Cinia and Far North Digital to develop $1.15bn pan-Arctic submarine cable connecting Japan, US, Canada, and Europe via Northwest Passage. Huge cable cuts through the Arctic as global warming opens up a new route
North American telecoms infrastructure development company Far North Digital and Finnish networks provider Cinia have signed a Memorandum of Understanding to build a 16,500km-long submarine fiber optic cable across the Arctic.
The $1.15 billion cable is planned to connect Japan, Norway, Finland, Ireland, Alaska, and the Canadian Arctic via the Northwest Passage. The development will be led by Alcatel Submarine Networks, with an expected launch in 2025.
“This cable system is more than a way to speed and improve the security of telecommunications between nations, it is a bridge over the digital divide, providing Northern communities with better opportunities for sustainable self-determination through economic development, enhanced educational options, and improved access to healthcare,” Guy Houser, chief technical officer of Far North Digital, said.
“Furthermore, it will serve as a platform that offers science a new and enhanced ability to conduct research into climate change.”
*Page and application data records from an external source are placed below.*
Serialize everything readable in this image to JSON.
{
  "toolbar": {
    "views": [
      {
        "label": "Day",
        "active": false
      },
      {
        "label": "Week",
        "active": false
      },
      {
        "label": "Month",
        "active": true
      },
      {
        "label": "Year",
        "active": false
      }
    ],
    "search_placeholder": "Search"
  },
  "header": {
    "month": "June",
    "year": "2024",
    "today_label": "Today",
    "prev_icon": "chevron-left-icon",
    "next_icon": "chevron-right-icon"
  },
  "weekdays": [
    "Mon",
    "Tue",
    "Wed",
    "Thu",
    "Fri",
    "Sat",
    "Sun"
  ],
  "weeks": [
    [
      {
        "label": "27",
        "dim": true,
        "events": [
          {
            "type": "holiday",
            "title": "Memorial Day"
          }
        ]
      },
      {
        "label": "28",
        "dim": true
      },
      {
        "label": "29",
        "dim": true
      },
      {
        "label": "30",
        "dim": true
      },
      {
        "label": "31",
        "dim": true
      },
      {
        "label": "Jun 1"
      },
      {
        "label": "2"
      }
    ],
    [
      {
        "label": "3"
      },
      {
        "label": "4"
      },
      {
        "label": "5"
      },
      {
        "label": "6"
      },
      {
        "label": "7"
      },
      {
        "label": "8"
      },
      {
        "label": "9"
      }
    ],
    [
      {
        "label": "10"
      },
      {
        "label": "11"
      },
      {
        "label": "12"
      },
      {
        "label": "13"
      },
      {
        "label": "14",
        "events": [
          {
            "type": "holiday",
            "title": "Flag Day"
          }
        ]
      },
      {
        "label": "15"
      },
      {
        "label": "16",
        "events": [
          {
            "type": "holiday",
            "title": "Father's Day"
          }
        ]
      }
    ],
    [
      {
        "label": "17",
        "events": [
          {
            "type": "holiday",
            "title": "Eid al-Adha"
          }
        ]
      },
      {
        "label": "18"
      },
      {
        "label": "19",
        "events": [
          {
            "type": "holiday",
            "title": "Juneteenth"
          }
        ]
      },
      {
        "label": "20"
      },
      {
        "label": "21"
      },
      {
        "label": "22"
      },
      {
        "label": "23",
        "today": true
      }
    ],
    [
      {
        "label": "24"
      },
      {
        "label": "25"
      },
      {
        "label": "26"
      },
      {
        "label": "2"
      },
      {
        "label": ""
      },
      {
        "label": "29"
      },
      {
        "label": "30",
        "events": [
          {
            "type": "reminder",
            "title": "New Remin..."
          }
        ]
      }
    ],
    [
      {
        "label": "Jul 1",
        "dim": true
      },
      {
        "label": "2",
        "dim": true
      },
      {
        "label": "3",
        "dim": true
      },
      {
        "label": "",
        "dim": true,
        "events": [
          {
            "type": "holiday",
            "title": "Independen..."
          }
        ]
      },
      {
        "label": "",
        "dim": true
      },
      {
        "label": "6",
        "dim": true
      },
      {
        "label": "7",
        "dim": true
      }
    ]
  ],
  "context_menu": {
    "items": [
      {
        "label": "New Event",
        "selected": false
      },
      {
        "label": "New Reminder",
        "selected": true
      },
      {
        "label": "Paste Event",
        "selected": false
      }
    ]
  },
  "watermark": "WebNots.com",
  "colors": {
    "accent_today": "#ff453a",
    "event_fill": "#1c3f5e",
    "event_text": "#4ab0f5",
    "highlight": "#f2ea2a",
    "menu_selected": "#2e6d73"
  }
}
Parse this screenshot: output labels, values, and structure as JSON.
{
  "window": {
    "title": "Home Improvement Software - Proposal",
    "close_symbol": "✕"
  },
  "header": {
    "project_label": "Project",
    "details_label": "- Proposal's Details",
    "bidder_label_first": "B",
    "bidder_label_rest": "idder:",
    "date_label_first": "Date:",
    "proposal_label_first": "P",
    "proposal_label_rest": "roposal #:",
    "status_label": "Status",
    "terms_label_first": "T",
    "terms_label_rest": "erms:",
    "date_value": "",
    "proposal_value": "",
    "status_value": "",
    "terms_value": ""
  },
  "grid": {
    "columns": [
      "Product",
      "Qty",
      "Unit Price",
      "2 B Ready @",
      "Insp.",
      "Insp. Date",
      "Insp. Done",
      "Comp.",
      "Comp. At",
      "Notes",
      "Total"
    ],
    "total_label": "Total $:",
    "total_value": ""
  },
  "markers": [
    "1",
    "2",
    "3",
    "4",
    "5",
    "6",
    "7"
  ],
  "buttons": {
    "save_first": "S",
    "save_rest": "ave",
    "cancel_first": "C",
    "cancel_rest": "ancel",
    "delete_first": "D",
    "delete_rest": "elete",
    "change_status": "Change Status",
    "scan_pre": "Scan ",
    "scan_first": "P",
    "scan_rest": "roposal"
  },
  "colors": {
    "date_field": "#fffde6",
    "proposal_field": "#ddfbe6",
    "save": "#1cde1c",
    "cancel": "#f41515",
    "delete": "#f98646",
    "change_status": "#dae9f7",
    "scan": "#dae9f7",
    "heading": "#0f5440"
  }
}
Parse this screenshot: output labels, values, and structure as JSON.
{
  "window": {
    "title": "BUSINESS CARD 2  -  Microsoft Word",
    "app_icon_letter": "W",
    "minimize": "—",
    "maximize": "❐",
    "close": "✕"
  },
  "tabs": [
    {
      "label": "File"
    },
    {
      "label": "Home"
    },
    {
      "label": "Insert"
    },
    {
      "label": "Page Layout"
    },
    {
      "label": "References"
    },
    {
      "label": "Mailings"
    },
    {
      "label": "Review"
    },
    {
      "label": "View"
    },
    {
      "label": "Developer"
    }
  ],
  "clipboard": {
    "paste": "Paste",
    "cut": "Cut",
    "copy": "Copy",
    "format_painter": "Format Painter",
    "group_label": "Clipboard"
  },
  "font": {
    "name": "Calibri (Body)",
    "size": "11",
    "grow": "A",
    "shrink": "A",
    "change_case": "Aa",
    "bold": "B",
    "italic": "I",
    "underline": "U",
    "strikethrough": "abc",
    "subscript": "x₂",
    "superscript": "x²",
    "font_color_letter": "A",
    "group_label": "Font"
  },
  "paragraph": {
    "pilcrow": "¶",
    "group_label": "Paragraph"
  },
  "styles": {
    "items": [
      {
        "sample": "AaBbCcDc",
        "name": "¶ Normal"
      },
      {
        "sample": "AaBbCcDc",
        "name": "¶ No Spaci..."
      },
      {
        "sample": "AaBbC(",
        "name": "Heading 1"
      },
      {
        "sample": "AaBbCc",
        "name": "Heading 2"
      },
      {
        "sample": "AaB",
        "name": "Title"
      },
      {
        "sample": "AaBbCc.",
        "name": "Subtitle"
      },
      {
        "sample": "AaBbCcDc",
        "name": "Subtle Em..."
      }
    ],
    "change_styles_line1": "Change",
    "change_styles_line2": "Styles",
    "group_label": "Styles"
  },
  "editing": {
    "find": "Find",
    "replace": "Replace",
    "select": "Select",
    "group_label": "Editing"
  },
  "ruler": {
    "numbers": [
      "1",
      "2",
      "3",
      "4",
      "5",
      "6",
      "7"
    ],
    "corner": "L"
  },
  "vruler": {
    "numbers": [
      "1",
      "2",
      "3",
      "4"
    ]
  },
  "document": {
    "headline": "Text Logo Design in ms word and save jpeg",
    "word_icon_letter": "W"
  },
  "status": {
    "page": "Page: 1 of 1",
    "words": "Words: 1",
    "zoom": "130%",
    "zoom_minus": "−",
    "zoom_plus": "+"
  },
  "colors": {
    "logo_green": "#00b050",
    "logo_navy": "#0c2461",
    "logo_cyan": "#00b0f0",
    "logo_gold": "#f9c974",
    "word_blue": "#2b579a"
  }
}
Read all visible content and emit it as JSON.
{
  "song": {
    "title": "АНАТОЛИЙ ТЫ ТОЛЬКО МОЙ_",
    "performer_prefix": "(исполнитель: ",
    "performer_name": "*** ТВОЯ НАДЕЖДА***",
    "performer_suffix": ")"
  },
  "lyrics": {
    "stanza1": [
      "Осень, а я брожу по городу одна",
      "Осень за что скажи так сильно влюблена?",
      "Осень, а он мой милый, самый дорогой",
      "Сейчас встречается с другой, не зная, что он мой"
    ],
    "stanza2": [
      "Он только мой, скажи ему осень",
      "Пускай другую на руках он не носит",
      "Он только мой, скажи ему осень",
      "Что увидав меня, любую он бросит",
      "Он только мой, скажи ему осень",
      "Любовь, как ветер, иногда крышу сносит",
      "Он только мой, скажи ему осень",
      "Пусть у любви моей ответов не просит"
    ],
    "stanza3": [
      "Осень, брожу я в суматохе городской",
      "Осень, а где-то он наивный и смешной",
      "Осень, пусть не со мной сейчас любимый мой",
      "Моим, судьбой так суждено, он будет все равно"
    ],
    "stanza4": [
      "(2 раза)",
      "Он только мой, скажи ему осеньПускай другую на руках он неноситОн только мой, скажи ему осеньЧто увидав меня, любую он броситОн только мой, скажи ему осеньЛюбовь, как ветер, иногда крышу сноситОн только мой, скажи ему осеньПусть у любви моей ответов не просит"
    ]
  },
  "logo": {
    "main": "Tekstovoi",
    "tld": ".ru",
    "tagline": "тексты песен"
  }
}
Human-caused climate change is wreaking havoc around the world, including Northern communities. But some investors see opportunity in the Northwest Passage opening up as the ice retreats – hoping that the drastically reshaped world will allow for shorter shipping routes, cutting thousands of miles off journeys that currently go via the Panama or Suez canals.
While it is becoming an economically viable shipping route at the end of summers, others believe the Northern Sea Route along Russia’s northern coastline will be the primary Arctic shipping route in a world ravaged by climate change.
Other issues exist: Canada claims sovereignty over the passage, while the US and others consider it to be international.